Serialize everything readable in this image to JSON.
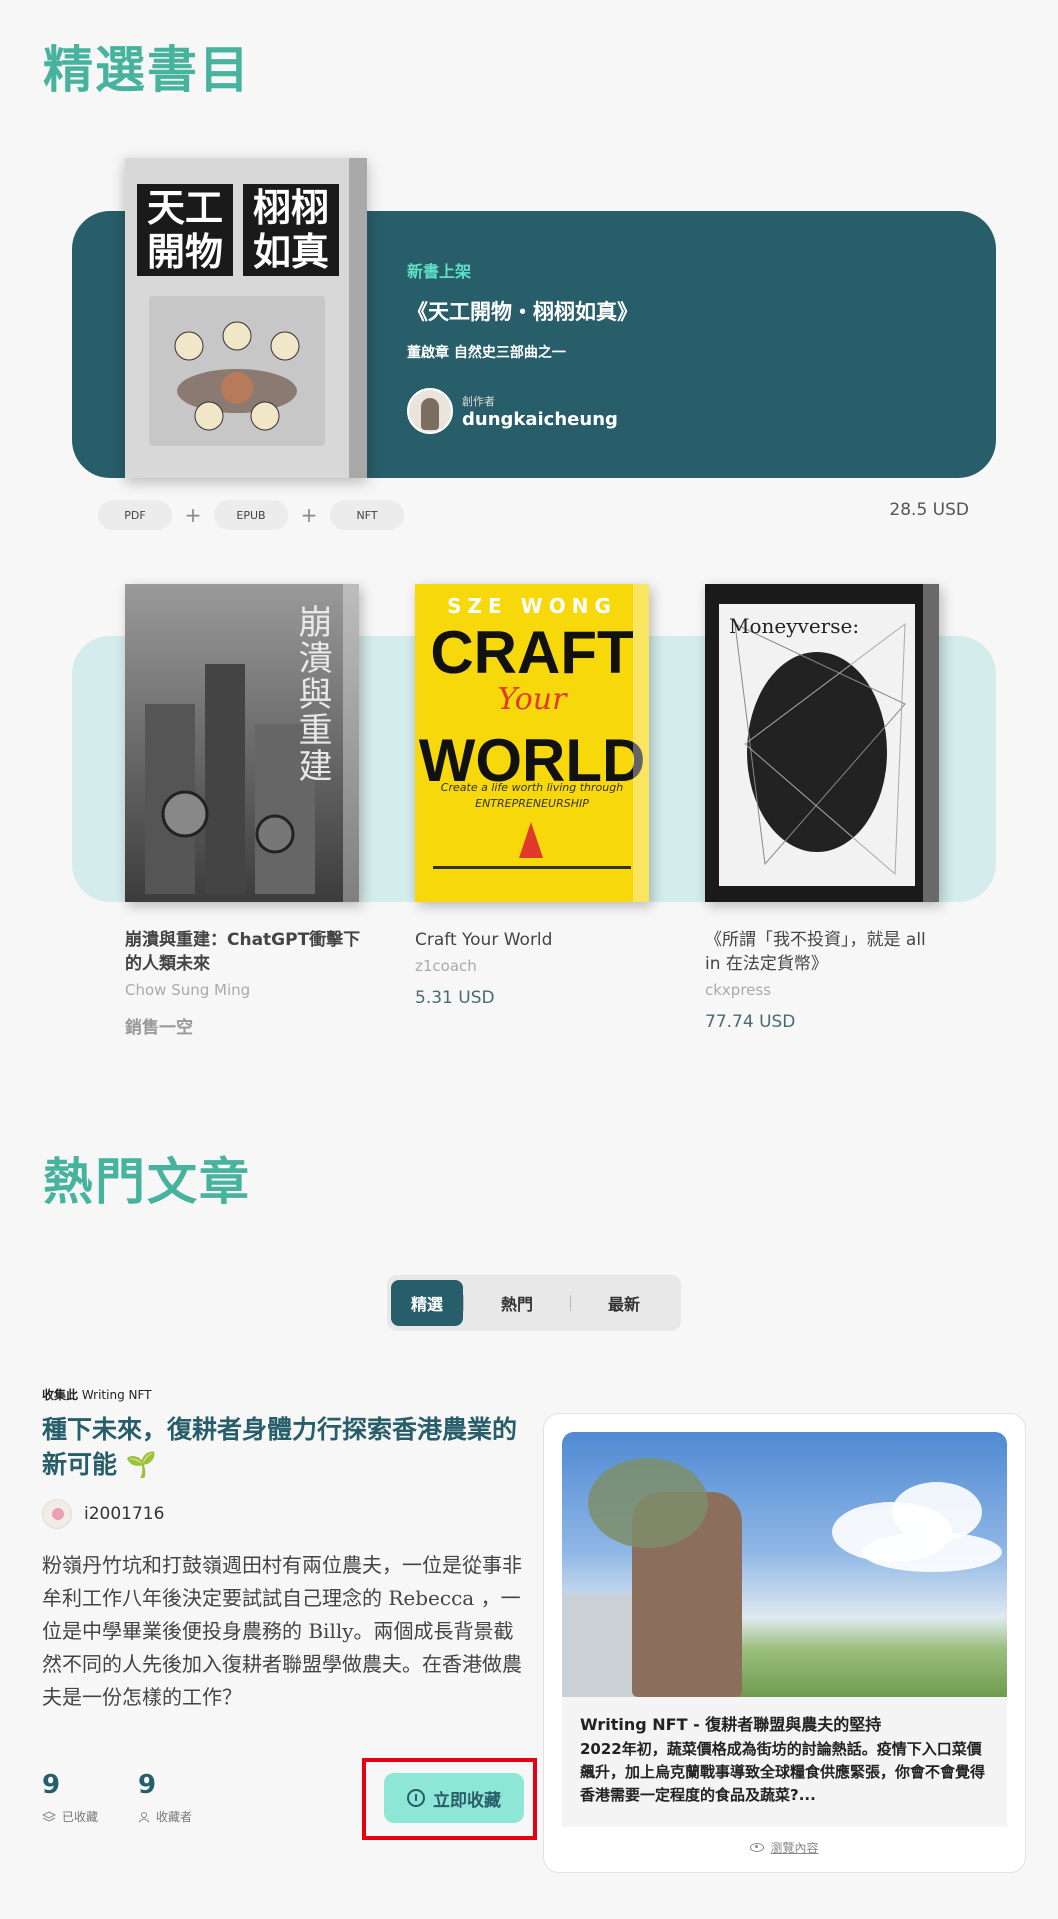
{
  "sections": {
    "featured_title": "精選書目",
    "articles_title": "熱門文章"
  },
  "hero": {
    "badge": "新書上架",
    "title": "《天工開物・栩栩如真》",
    "subtitle": "董啟章 自然史三部曲之一",
    "author_role": "創作者",
    "author_name": "dungkaicheung",
    "cover_text_left": "天工開物",
    "cover_text_right": "栩栩如真",
    "formats": [
      "PDF",
      "EPUB",
      "NFT"
    ],
    "price": "28.5 USD"
  },
  "books": [
    {
      "title": "崩潰與重建：ChatGPT衝擊下的人類未來",
      "author": "Chow Sung Ming",
      "status": "銷售一空",
      "cover_text": "崩潰與重建"
    },
    {
      "title": "Craft Your World",
      "author": "z1coach",
      "price": "5.31 USD",
      "cover_author": "SZE WONG",
      "cover_big": "CRAFT\nWORLD",
      "cover_your": "Your",
      "cover_tag": "Create a life worth living through ENTREPRENEURSHIP"
    },
    {
      "title": "《所謂「我不投資」，就是 all in 在法定貨幣》",
      "author": "ckxpress",
      "price": "77.74 USD",
      "cover_text": "Moneyverse:"
    }
  ],
  "tabs": [
    "精選",
    "熱門",
    "最新"
  ],
  "article": {
    "collect_prefix": "收集此",
    "collect_suffix": " Writing NFT",
    "title": "種下未來，復耕者身體力行探索香港農業的新可能 🌱",
    "author": "i2001716",
    "body": "粉嶺丹竹坑和打鼓嶺週田村有兩位農夫，一位是從事非牟利工作八年後決定要試試自己理念的 Rebecca ，一位是中學畢業後便投身農務的 Billy。兩個成長背景截然不同的人先後加入復耕者聯盟學做農夫。在香港做農夫是一份怎樣的工作？",
    "collected_count": "9",
    "collected_label": "已收藏",
    "collectors_count": "9",
    "collectors_label": "收藏者",
    "collect_button": "立即收藏"
  },
  "nft_card": {
    "title": "Writing NFT - 復耕者聯盟與農夫的堅持",
    "desc": "2022年初，蔬菜價格成為街坊的討論熱話。疫情下入口菜價飆升，加上烏克蘭戰事導致全球糧食供應緊張，你會不會覺得香港需要一定程度的食品及蔬菜?...",
    "link": "瀏覽內容"
  },
  "colors": {
    "accent": "#47b39f",
    "dark_teal": "#285e69",
    "mint": "#8ee6d7",
    "highlight": "#e60012"
  },
  "icons": [
    "info-circle-icon",
    "layers-icon",
    "user-icon",
    "eye-icon",
    "plus-icon"
  ]
}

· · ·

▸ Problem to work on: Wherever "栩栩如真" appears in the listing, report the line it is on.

▸ Task output:
    "title": "《天工開物・栩栩如真》",
    "cover_text_right": "栩栩如真",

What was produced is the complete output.